* Records for processing
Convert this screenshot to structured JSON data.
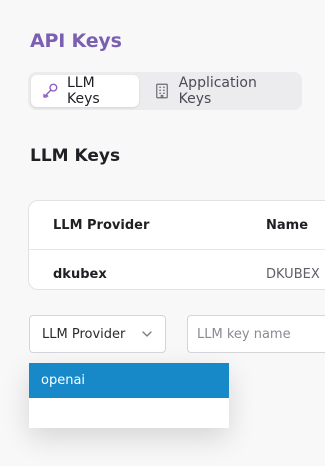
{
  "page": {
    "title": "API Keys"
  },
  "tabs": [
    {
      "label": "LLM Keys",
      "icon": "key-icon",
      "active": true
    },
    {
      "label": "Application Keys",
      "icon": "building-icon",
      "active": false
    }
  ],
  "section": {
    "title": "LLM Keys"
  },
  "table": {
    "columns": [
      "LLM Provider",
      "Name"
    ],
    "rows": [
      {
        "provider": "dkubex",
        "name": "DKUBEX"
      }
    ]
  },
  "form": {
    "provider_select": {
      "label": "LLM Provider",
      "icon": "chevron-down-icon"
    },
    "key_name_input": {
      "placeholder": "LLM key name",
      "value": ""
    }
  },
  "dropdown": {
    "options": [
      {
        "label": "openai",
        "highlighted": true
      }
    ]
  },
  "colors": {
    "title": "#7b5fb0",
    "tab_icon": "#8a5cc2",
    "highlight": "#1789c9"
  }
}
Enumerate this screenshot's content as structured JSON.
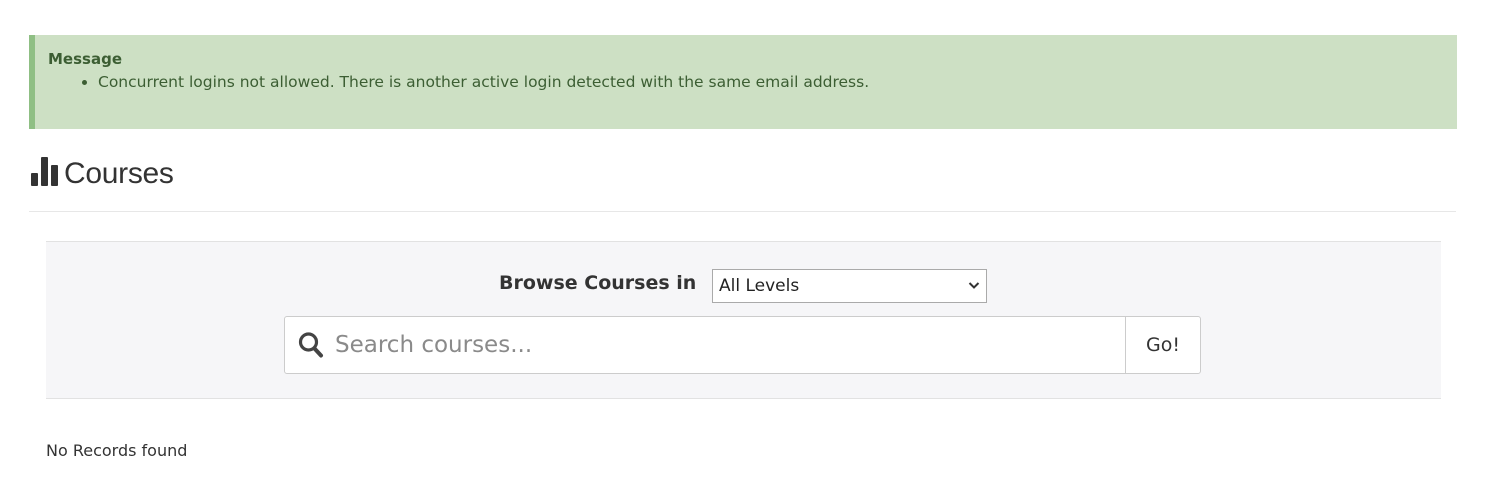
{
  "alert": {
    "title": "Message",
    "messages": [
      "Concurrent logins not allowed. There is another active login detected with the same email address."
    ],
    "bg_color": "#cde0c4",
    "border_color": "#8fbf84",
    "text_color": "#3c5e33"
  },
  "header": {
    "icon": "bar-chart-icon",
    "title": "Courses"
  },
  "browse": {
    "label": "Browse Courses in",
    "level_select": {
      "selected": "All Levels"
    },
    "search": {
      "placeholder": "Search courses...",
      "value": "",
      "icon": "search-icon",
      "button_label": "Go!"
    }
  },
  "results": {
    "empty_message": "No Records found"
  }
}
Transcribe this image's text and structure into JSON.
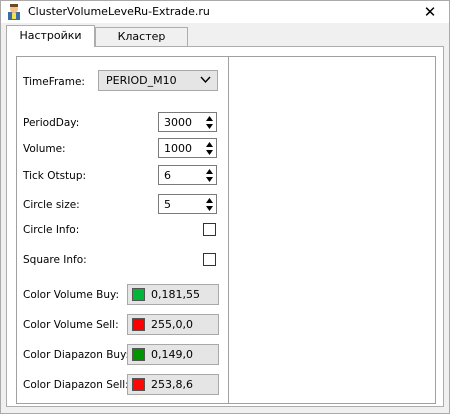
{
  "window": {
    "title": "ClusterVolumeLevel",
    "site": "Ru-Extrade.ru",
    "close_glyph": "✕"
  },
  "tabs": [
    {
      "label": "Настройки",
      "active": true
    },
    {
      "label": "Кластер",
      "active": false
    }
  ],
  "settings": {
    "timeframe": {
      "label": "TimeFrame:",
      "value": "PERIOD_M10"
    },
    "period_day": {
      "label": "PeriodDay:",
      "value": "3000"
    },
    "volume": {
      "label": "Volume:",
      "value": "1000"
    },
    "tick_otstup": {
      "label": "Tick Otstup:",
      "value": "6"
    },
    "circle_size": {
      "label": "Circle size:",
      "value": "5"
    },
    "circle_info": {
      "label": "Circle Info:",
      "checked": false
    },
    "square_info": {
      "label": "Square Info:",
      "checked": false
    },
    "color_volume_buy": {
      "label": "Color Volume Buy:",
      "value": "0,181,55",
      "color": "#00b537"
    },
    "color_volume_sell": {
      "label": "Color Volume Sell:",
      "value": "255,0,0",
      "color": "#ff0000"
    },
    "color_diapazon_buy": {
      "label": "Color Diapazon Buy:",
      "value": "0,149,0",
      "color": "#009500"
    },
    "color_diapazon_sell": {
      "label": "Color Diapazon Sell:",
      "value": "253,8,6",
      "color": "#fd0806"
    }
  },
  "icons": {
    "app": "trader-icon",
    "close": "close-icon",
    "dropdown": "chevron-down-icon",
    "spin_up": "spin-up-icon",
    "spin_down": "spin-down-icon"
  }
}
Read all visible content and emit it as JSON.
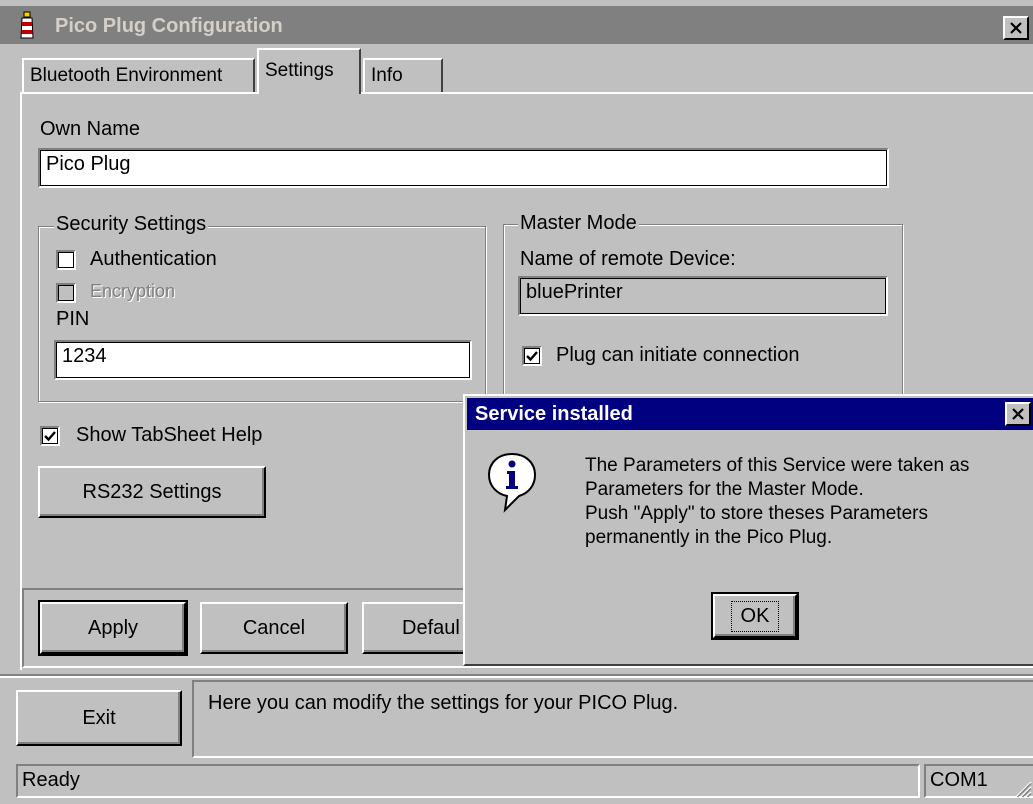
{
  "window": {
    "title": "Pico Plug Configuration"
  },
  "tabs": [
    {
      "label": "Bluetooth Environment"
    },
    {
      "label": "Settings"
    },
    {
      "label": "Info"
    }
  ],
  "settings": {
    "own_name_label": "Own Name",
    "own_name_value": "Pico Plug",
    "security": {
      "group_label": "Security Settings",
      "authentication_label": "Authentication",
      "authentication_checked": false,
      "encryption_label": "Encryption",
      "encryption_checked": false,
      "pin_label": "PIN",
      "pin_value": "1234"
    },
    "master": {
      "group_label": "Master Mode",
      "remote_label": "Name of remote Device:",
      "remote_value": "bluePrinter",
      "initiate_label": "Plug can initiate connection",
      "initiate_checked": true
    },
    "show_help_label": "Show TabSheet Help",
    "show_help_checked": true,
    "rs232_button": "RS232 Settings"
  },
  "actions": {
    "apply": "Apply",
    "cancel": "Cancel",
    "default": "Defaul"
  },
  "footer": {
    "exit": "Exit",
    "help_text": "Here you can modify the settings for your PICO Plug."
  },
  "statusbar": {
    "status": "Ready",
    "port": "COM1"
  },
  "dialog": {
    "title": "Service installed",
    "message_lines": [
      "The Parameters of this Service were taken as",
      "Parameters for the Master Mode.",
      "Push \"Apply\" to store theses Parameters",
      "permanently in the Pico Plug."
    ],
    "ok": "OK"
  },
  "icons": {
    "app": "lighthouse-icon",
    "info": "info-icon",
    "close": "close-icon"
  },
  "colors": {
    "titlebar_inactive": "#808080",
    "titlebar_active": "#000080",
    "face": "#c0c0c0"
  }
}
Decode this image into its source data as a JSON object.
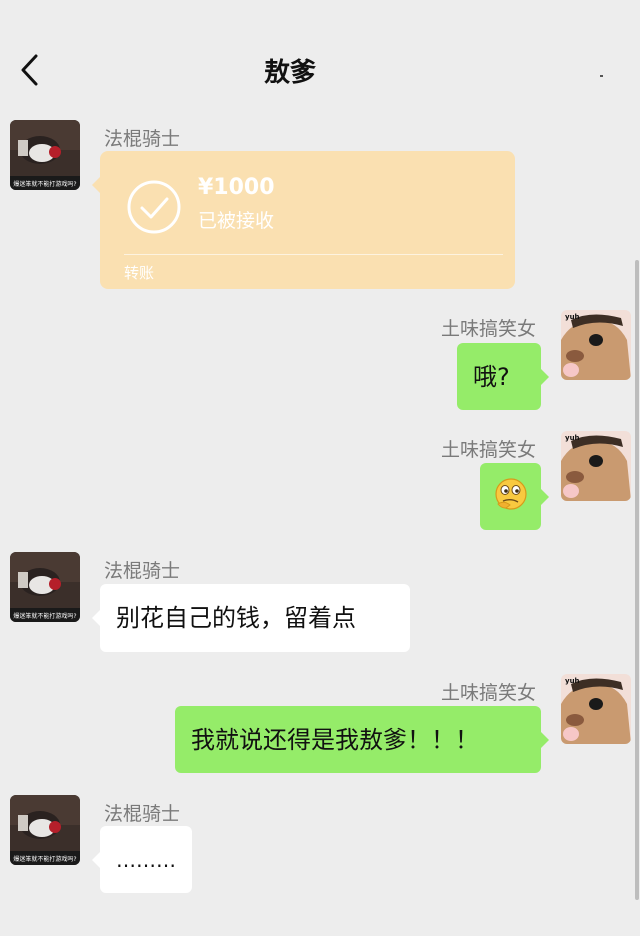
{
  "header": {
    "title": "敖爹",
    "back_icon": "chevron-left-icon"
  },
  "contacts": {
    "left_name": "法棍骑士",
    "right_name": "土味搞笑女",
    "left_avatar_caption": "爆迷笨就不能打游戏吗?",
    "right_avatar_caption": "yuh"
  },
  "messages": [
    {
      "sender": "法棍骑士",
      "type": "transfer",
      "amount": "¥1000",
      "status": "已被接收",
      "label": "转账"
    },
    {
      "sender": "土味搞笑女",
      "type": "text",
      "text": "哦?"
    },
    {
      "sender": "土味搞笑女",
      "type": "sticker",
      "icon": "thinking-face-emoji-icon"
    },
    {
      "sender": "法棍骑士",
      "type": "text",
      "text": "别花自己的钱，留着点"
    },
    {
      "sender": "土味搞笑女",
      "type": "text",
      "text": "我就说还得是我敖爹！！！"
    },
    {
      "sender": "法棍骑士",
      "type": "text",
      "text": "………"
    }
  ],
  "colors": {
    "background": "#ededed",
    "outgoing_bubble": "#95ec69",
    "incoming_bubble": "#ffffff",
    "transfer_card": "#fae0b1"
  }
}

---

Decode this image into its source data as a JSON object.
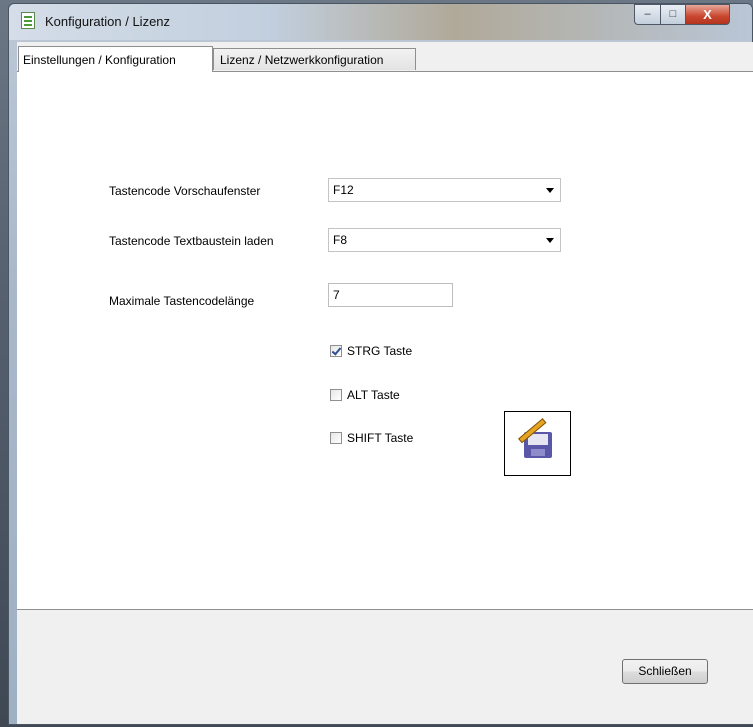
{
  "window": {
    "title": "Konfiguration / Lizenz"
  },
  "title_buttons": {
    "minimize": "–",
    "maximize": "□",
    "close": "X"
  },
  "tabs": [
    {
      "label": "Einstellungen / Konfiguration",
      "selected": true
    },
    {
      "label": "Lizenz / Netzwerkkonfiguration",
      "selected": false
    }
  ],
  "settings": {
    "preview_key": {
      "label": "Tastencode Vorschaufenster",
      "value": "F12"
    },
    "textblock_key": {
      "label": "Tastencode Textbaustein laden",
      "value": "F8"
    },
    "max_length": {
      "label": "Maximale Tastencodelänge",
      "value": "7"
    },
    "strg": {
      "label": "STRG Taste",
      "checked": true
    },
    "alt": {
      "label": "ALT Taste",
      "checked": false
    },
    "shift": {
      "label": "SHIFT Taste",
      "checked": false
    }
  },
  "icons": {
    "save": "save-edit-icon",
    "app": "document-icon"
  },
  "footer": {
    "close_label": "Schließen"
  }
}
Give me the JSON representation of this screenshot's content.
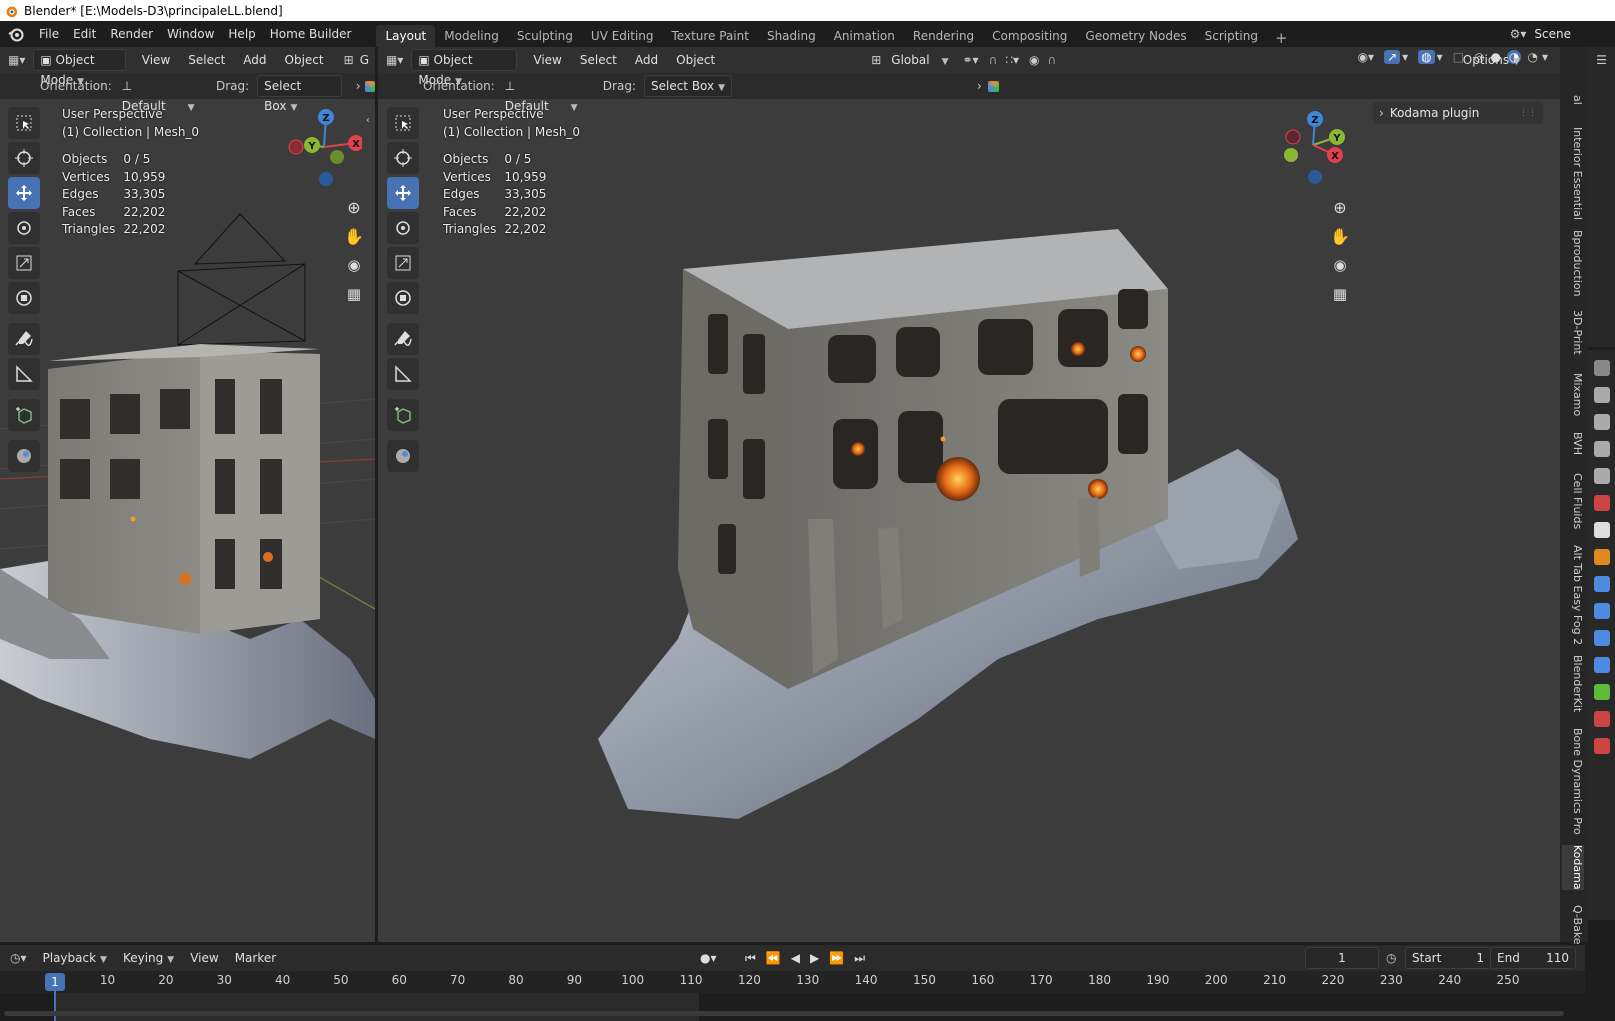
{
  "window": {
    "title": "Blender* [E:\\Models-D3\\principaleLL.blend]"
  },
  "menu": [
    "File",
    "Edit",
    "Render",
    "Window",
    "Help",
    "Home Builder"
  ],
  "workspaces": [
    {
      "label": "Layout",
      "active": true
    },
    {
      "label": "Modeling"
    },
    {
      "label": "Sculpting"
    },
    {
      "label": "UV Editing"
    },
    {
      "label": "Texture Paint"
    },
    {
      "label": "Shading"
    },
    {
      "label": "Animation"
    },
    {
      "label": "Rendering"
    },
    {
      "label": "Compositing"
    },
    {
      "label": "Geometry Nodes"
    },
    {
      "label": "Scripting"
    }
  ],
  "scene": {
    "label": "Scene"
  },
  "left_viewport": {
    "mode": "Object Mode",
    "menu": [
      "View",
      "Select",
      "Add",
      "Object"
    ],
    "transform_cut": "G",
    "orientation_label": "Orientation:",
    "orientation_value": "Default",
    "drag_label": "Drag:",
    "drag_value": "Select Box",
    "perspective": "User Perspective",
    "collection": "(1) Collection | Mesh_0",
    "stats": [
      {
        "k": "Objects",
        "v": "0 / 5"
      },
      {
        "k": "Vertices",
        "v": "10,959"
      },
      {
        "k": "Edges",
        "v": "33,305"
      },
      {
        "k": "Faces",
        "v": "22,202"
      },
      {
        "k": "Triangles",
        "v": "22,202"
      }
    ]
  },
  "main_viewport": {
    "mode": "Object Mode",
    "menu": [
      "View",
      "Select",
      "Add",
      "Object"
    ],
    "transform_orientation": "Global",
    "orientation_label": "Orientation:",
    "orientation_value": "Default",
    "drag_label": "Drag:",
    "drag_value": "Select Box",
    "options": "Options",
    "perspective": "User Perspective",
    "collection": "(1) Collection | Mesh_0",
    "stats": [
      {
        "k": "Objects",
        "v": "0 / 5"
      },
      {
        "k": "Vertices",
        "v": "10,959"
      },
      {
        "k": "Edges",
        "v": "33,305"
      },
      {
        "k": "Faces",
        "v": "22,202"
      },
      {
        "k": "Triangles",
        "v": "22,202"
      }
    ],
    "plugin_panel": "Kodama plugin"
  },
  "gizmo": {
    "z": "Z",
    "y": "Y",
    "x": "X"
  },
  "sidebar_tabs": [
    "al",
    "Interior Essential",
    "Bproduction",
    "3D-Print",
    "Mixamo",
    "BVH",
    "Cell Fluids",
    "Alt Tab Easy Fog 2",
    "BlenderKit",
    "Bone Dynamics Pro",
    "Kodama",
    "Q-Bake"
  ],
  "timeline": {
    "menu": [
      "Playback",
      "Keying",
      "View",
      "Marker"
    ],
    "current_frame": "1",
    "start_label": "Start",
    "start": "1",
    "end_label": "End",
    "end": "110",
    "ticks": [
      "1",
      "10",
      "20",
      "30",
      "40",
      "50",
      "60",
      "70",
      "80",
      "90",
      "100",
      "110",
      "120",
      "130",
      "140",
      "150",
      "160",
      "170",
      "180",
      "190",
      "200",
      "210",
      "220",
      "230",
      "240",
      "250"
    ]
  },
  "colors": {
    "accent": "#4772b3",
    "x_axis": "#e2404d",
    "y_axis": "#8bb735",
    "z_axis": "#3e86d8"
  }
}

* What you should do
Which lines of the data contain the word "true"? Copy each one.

* Result
      "active": true
        "highlighted": true
      "active": true
      "initiate_checked": true
    "show_help_checked": true,
      "selected": true
      "checked": true
      "active": true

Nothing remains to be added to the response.